I was listening to BBC Radio 4's Great Lives this morning whilst out walking Amy. The guest was the detective writer, Colin Dexter, and his subject was the poet A. E. Housman. As part of the general biographical background to he poems of Housman, it was noted that his first job after leaving university was as a clerk in the London Patents Office. This would have been towards the end of the nineteenth century which, I suddenly realised, was about the same time that Albert Einstein was working as a clerk in the Swiss Patent Office. Could it be that many of the greatest minds of the twentieth century had all worked in patent offices and was there something about this particular job that improved the mind of otherwise mere mortal men? I searched around the Internet for some time looking for any kind of supporting evidence but, alas, I was unable to find any other even slightly clever people who had worked in patent offices. I have thus filed the theory away in the pending tray of my mind in the hope that further evidence may emerge at some point in the future.
Nevertheless, the Google search had taken me to the website of the British Patent Office (or rather the UK Intellectual Property Agency as it now brands itself) and I was delighted to discover that you can now search through patent applications on-line. What a joy it is to trawl through these flights of fancy and I soon became engrossed in an application for patent protection from a certain Andres Eduardo Chmelik Martinec who recently filed a patent for his invention of a pneumatic umbrella. To quote from the patent application :
"An umbrella with pneumatic activation, specifically a portable, foldable umbrella, for the protection of persons from the rain and sun, and to be employed in fixed installations of one or more umbrellas as well, to protect crops, objects, or surfaces that require controlled protection, outdoor tables, beaches, and patios as principal examples of operation and use with individual or centralized control. When connected together, a group of umbrellas are controlled with a unified command, or through an automated system with temperature and water sensors. An automatic compressor could be provided to activate and deactivate the system, and it also could be activated within a closed circuit with a pressurized air storage chamber.
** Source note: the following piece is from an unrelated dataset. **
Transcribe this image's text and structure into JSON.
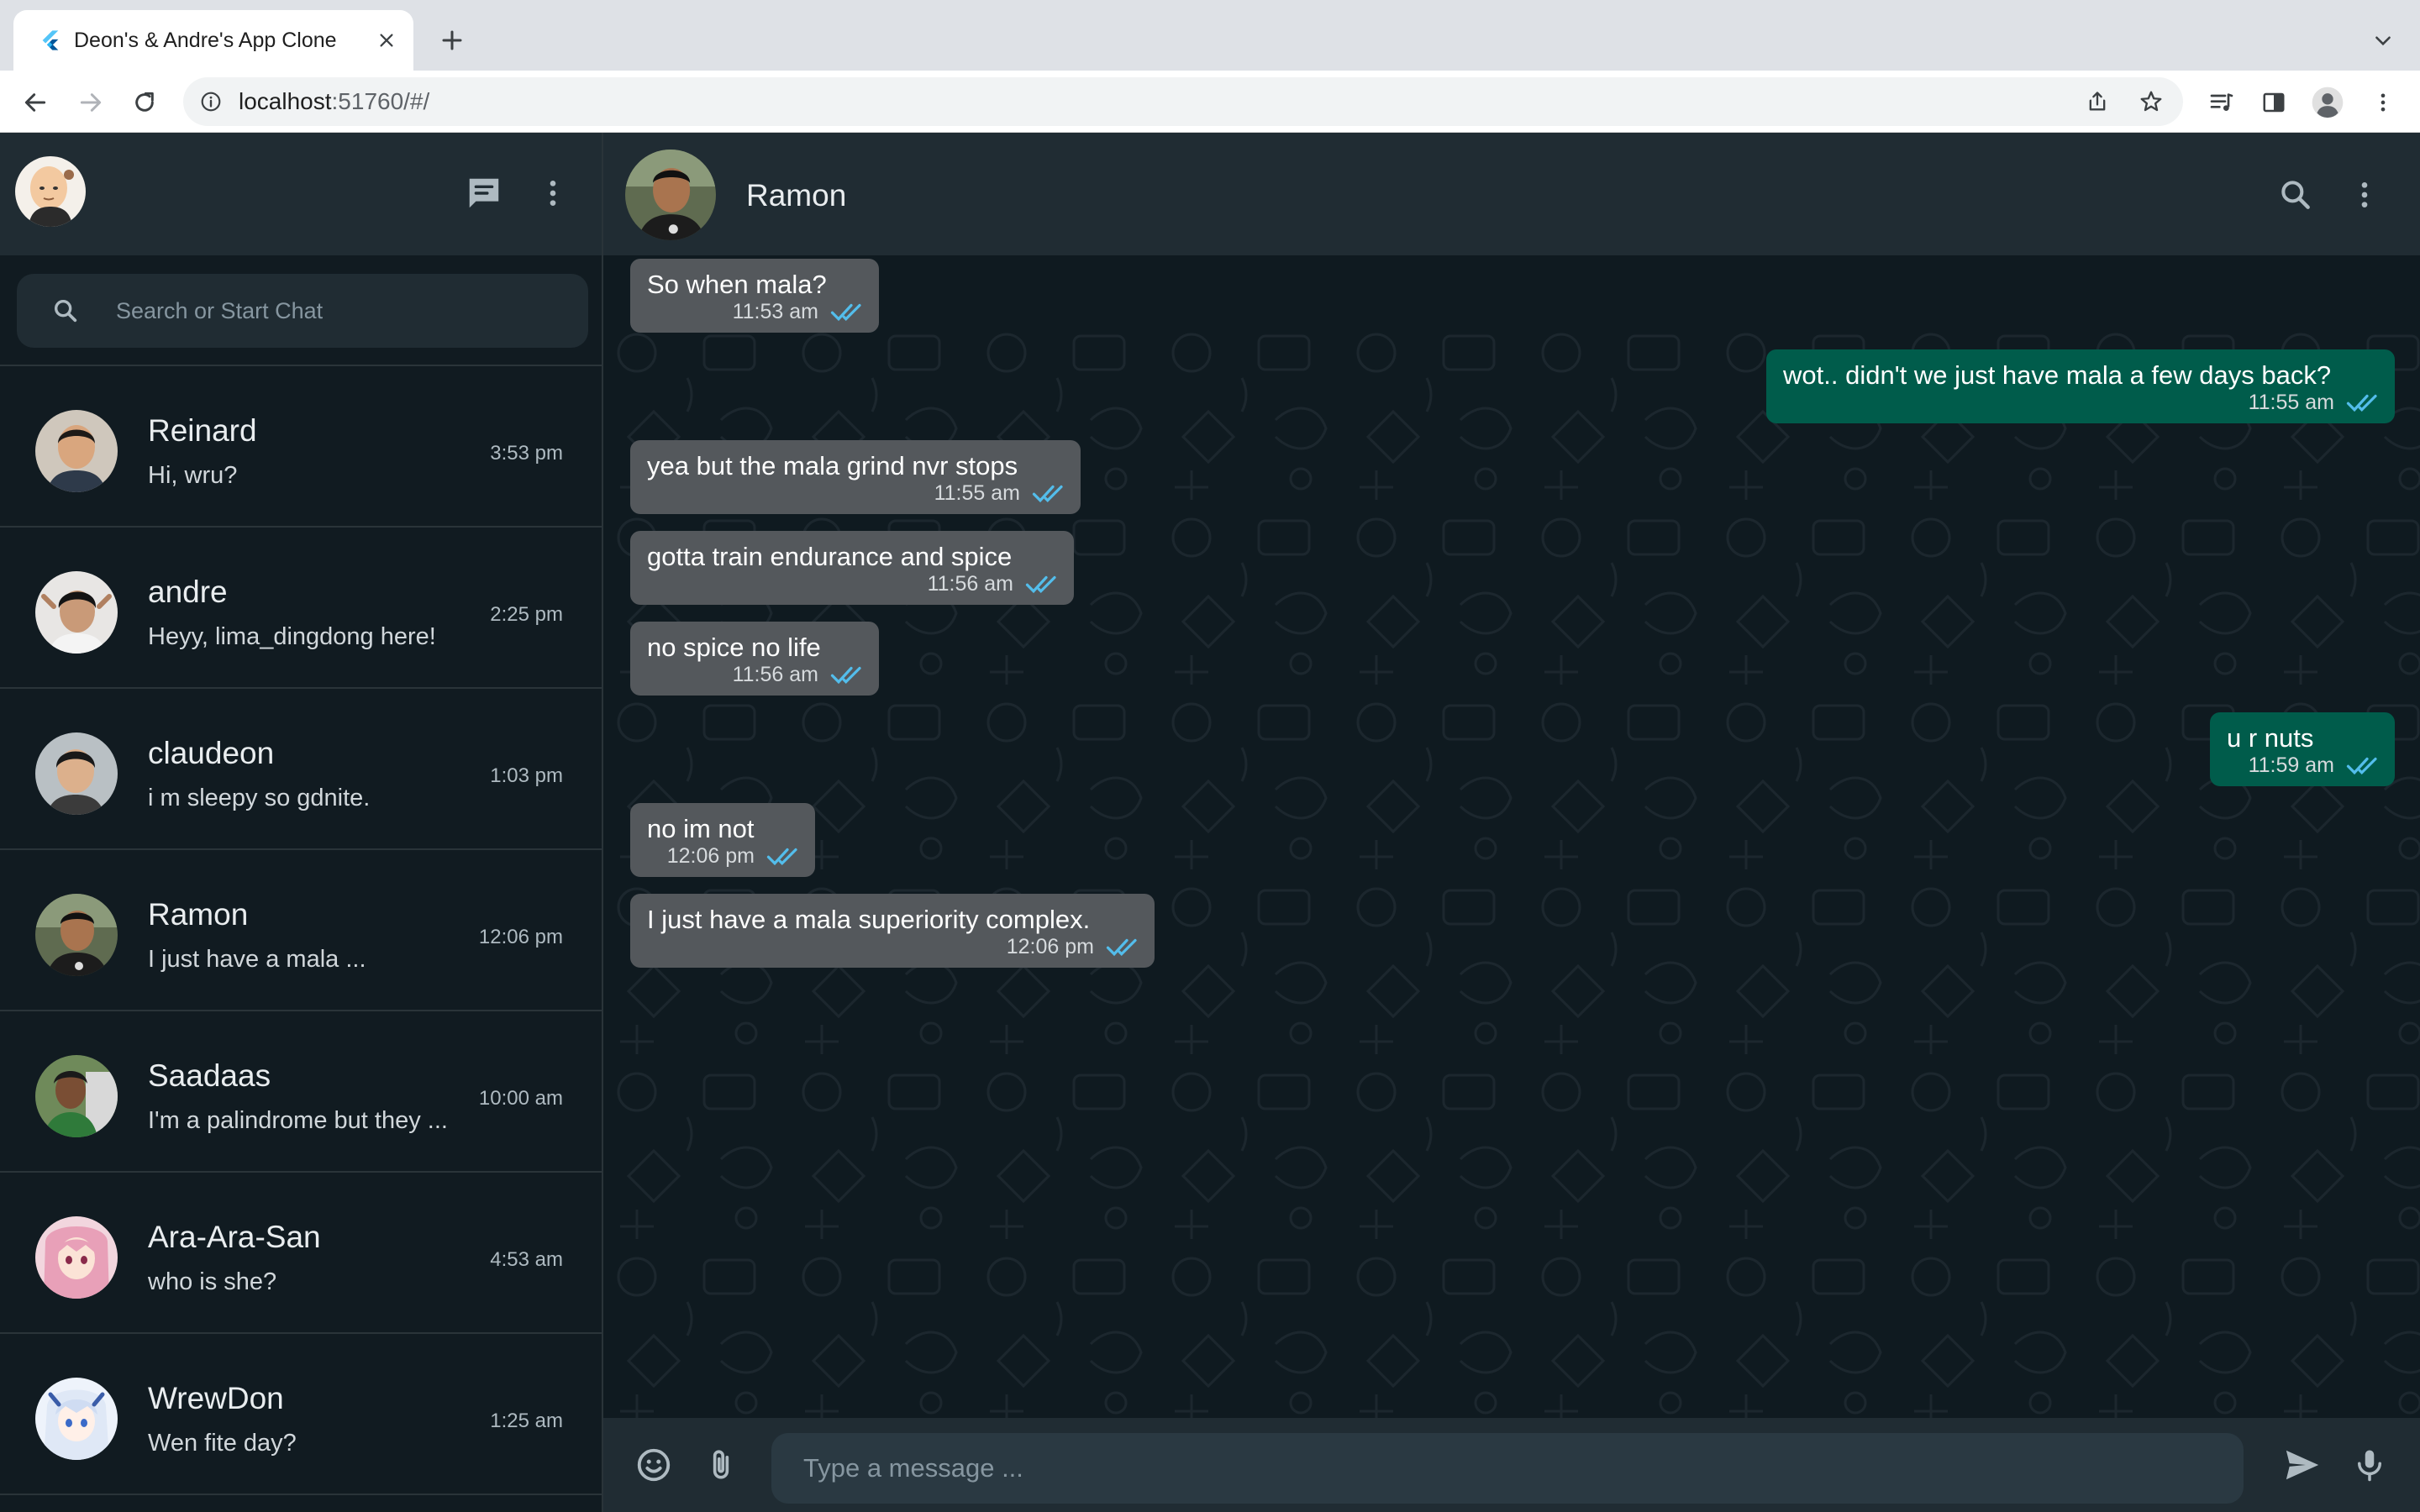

A pneumatic umbrella that, in addition to the handle, or base, has a complete pneumatic circuit with entry and exit of air, equipment for pumping the air, a valve controlling the flow of air to either open or close the umbrella through internal conduits which are connected to extendable stems and are held together by a threaded system".
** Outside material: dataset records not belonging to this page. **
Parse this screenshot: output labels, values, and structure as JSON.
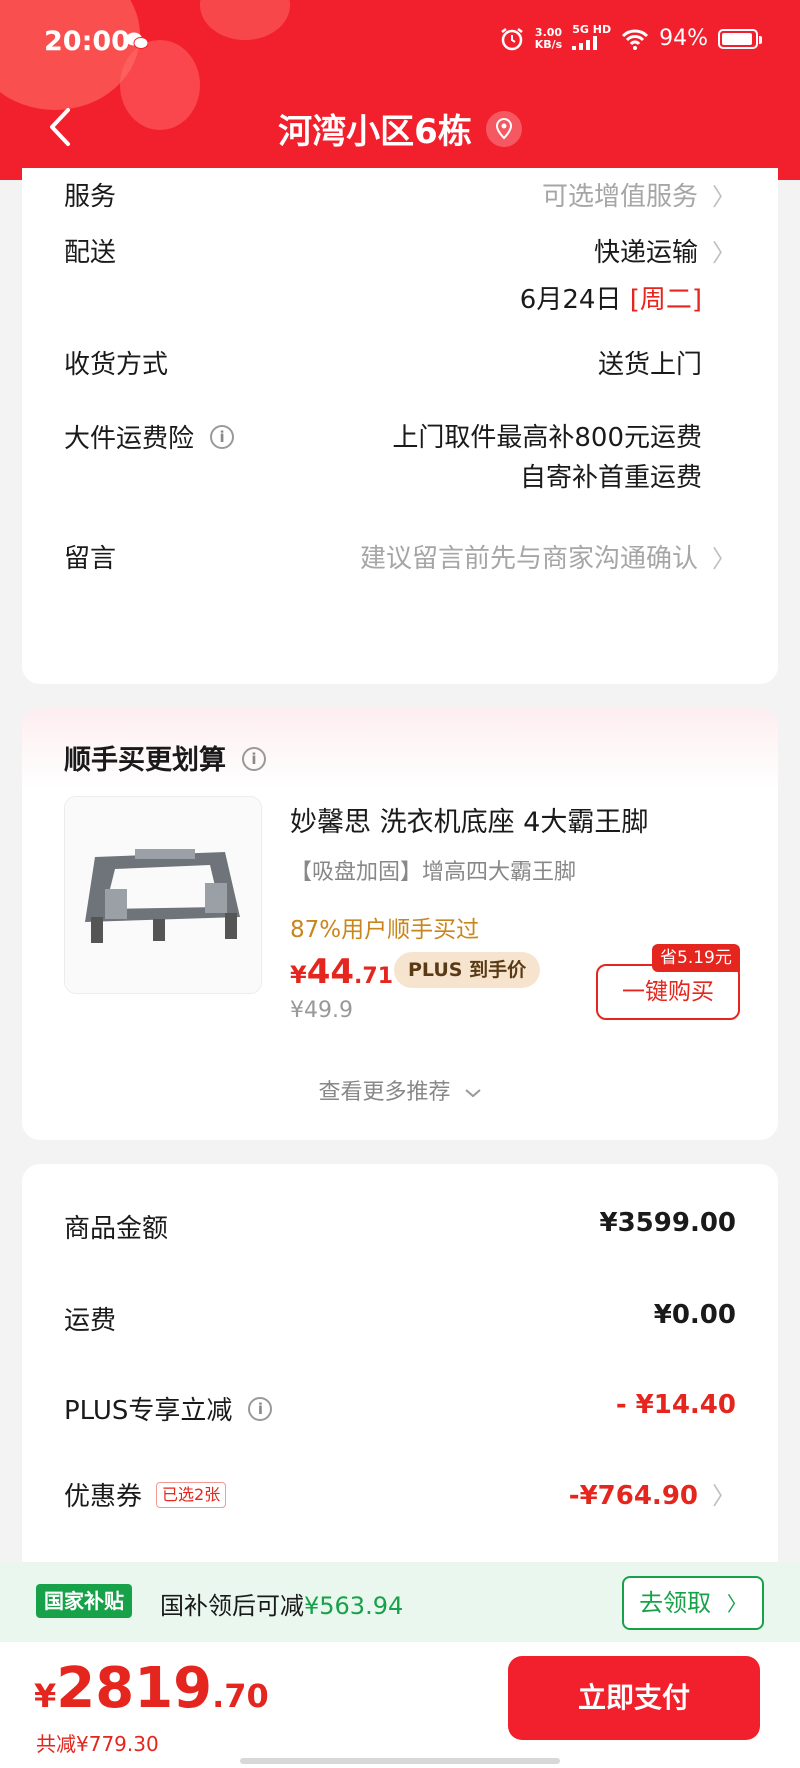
{
  "status_bar": {
    "time": "20:00",
    "net_speed_value": "3.00",
    "net_speed_unit": "KB/s",
    "network": "5G HD",
    "battery": "94%",
    "battery_level": 0.94
  },
  "header": {
    "title": "河湾小区6栋"
  },
  "order_info": {
    "service": {
      "label": "服务",
      "value": "可选增值服务"
    },
    "delivery": {
      "label": "配送",
      "value": "快递运输",
      "date": "6月24日",
      "weekday": "[周二]"
    },
    "receive_method": {
      "label": "收货方式",
      "value": "送货上门"
    },
    "shipping_insurance": {
      "label": "大件运费险",
      "line1": "上门取件最高补800元运费",
      "line2": "自寄补首重运费"
    },
    "message": {
      "label": "留言",
      "placeholder": "建议留言前先与商家沟通确认"
    }
  },
  "recommend": {
    "title": "顺手买更划算",
    "product": {
      "name": "妙馨思 洗衣机底座 4大霸王脚",
      "subtitle": "【吸盘加固】增高四大霸王脚",
      "bought": "87%用户顺手买过",
      "currency": "¥",
      "price_int": "44",
      "price_dec": ".71",
      "plus_label": "PLUS 到手价",
      "original_price": "¥49.9",
      "save_label": "省5.19元",
      "buy_label": "一键购买"
    },
    "more_label": "查看更多推荐"
  },
  "totals": {
    "goods": {
      "label": "商品金额",
      "value": "¥3599.00"
    },
    "shipping": {
      "label": "运费",
      "value": "¥0.00"
    },
    "plus_discount": {
      "label": "PLUS专享立减",
      "value": "- ¥14.40"
    },
    "coupon": {
      "label": "优惠券",
      "tag": "已选2张",
      "value": "-¥764.90"
    }
  },
  "subsidy": {
    "badge": "国家补贴",
    "text": "国补领后可减",
    "amount": "¥563.94",
    "button": "去领取"
  },
  "bottom": {
    "currency": "¥",
    "total_int": "2819",
    "total_dec": ".70",
    "saved": "共减¥779.30",
    "pay_label": "立即支付"
  },
  "colors": {
    "brand_red": "#f2202c",
    "price_red": "#e4261e",
    "subsidy_green": "#17a24a",
    "plus_gold": "#c8861c"
  }
}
You must admit, it sounds a wonderful invention and I can see whole banks of Martinec's Patented Pneumatic Umbrellas opening and closing in time with passing rain clouds. It is a vision that could almost inspire you to write poetry. And perhaps it did inspire Housman when he wrote these lines in the volume "Last Poems"
The rain, it streams on stone and hillock,
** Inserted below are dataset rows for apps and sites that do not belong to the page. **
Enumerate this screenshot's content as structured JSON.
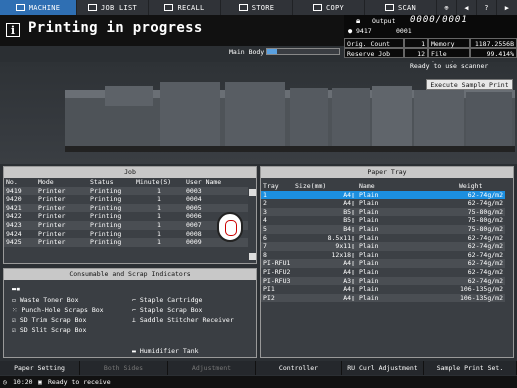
{
  "tabs": [
    {
      "label": "MACHINE",
      "icon": "machine-icon",
      "active": true
    },
    {
      "label": "JOB LIST",
      "icon": "job-list-icon",
      "active": false
    },
    {
      "label": "RECALL",
      "icon": "recall-icon",
      "active": false
    },
    {
      "label": "STORE",
      "icon": "store-icon",
      "active": false
    },
    {
      "label": "COPY",
      "icon": "copy-icon",
      "active": false
    },
    {
      "label": "SCAN",
      "icon": "scan-icon",
      "active": false
    }
  ],
  "header": {
    "info_glyph": "i",
    "title": "Printing in progress",
    "main_body_label": "Main Body",
    "main_body_progress": 0.14
  },
  "output_panel": {
    "output_label": "Output",
    "output_value": "0000/0001",
    "job_number": "9417",
    "job_count": "0001"
  },
  "stats": {
    "orig_count_label": "Orig. Count",
    "orig_count_value": "1",
    "memory_label": "Memory",
    "memory_value": "1187.2556B",
    "reserve_job_label": "Reserve Job",
    "reserve_job_value": "12",
    "file_amount_label": "File Amount",
    "file_amount_value": "99.414%"
  },
  "status_ready_scanner": "Ready to use scanner",
  "execute_sample_print": "Execute Sample Print",
  "job_panel": {
    "title": "Job",
    "columns": [
      "No.",
      "Mode",
      "Status",
      "Minute(S)",
      "User Name"
    ],
    "rows": [
      [
        "9419",
        "Printer",
        "Printing",
        "1",
        "0003"
      ],
      [
        "9420",
        "Printer",
        "Printing",
        "1",
        "0004"
      ],
      [
        "9421",
        "Printer",
        "Printing",
        "1",
        "0005"
      ],
      [
        "9422",
        "Printer",
        "Printing",
        "1",
        "0006"
      ],
      [
        "9423",
        "Printer",
        "Printing",
        "1",
        "0007"
      ],
      [
        "9424",
        "Printer",
        "Printing",
        "1",
        "0008"
      ],
      [
        "9425",
        "Printer",
        "Printing",
        "1",
        "0009"
      ]
    ]
  },
  "paper_tray": {
    "title": "Paper Tray",
    "columns": [
      "Tray",
      "Size(mm)",
      "Name",
      "Weight"
    ],
    "rows": [
      [
        "1",
        "A4▯",
        "Plain",
        "62-74g/m2"
      ],
      [
        "2",
        "A4▯",
        "Plain",
        "62-74g/m2"
      ],
      [
        "3",
        "B5▯",
        "Plain",
        "75-80g/m2"
      ],
      [
        "4",
        "B5▯",
        "Plain",
        "75-80g/m2"
      ],
      [
        "5",
        "B4▯",
        "Plain",
        "75-80g/m2"
      ],
      [
        "6",
        "8.5x11▯",
        "Plain",
        "62-74g/m2"
      ],
      [
        "7",
        "9x11▯",
        "Plain",
        "62-74g/m2"
      ],
      [
        "8",
        "12x18▯",
        "Plain",
        "62-74g/m2"
      ],
      [
        "PI-RFU1",
        "A4▯",
        "Plain",
        "62-74g/m2"
      ],
      [
        "PI-RFU2",
        "A4▯",
        "Plain",
        "62-74g/m2"
      ],
      [
        "PI-RFU3",
        "A3▯",
        "Plain",
        "62-74g/m2"
      ],
      [
        "PI1",
        "A4▯",
        "Plain",
        "106-135g/m2"
      ],
      [
        "PI2",
        "A4▯",
        "Plain",
        "106-135g/m2"
      ]
    ]
  },
  "consumables": {
    "title": "Consumable and Scrap Indicators",
    "left": [
      "Waste Toner Box",
      "Punch-Hole Scraps Box",
      "SD Trim Scrap Box",
      "SD Slit Scrap Box"
    ],
    "right": [
      "Staple Cartridge",
      "Staple Scrap Box",
      "Saddle Stitcher Receiver"
    ],
    "bottom": "Humidifier Tank"
  },
  "bottom_buttons": [
    {
      "label": "Paper Setting",
      "enabled": true
    },
    {
      "label": "Both Sides",
      "enabled": false
    },
    {
      "label": "Adjustment",
      "enabled": false
    },
    {
      "label": "Controller",
      "enabled": true
    },
    {
      "label": "RU Curl Adjustment",
      "enabled": true
    },
    {
      "label": "Sample Print Set.",
      "enabled": true
    }
  ],
  "status": {
    "time": "10:20",
    "message": "Ready to receive"
  },
  "colors": {
    "active_tab": "#2f6fb3",
    "selected_row": "#1c8fe0",
    "panel_bg": "#3a3e43"
  }
}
The boot clings to the clay.
Since all is done that's due and right
Let's home; and now, my lad, good-night,
For I must turn away.
Yes, it seems that Mr Martinec might be on to a winner, But, wait a minute. Didn't Housman write a few verses later:
The skies, they are not always raining
Nor grey the twelvemonth through;
And I shall meet good days and mirth,
And range the lovely lands of earth
With friends no worse than you.
As I am sure you have come to expect by now, you do not just have to passively read these postings you can actively interact by making selective purchases from Alan Burnett's Amazon Store. Why not buy the collected poems of A E Housman or invest in a clear plastic transparent umbrella - as used by the Queen. Just follow the usual links to make me a happy blogger.